**Task goal**
Find the lines in the entries that follow where the word "Richtung" occurs, and state how many there are, with no other words.
•••
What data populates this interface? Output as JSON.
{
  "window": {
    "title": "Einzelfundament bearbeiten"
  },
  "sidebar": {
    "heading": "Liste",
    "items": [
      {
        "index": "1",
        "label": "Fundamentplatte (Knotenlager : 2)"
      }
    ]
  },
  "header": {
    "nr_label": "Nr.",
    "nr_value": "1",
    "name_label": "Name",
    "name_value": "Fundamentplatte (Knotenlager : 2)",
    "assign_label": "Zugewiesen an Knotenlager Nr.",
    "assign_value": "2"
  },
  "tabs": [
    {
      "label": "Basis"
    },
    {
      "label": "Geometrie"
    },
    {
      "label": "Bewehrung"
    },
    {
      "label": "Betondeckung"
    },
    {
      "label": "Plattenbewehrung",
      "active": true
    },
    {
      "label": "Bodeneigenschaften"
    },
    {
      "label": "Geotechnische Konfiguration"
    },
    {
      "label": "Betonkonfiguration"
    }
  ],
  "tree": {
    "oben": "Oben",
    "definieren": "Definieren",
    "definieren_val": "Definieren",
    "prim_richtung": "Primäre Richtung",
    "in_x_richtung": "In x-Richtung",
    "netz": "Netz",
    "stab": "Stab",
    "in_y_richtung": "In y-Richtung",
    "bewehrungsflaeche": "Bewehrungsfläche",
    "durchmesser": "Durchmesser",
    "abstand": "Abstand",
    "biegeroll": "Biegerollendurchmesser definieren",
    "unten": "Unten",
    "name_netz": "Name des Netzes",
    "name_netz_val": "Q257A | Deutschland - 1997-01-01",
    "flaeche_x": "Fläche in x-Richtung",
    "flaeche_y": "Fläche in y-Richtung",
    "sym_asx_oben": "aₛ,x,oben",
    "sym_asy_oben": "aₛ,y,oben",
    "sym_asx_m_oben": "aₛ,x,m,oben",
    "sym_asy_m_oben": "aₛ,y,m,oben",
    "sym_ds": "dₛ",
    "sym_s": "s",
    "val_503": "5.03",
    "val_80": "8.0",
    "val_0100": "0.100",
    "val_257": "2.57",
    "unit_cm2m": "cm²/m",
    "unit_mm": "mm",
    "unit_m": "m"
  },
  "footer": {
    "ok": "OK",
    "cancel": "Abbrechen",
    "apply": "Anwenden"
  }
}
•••
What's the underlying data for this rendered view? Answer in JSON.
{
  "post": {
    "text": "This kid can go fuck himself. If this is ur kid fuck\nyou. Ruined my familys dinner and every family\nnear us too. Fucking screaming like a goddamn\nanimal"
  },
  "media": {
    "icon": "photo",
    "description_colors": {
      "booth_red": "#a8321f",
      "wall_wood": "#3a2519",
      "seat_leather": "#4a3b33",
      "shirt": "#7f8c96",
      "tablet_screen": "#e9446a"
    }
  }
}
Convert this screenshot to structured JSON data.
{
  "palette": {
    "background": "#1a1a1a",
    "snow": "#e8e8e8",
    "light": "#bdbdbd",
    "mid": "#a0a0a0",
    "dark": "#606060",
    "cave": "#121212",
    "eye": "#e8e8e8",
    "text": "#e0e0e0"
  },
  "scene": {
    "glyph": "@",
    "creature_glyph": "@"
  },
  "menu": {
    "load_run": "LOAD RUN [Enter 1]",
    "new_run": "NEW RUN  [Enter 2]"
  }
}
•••
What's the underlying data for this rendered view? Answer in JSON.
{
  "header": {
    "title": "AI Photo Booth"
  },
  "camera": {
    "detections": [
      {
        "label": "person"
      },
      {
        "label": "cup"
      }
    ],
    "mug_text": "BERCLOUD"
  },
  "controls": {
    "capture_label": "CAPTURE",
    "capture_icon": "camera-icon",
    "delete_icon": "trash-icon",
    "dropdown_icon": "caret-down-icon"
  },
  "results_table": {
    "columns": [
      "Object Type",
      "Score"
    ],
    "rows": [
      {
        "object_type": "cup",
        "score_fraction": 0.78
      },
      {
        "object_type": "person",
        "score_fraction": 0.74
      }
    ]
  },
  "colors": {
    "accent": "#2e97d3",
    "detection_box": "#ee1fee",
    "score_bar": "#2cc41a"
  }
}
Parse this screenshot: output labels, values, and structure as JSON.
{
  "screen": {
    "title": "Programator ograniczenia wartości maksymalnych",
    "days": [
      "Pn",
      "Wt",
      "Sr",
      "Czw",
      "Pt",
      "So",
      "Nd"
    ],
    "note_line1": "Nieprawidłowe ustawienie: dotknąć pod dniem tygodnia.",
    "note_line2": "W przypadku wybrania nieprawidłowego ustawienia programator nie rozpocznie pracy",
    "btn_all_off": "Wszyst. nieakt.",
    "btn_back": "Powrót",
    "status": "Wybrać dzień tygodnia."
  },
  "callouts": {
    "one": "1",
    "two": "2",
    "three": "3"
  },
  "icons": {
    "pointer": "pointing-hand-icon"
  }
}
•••
**Task answer**
5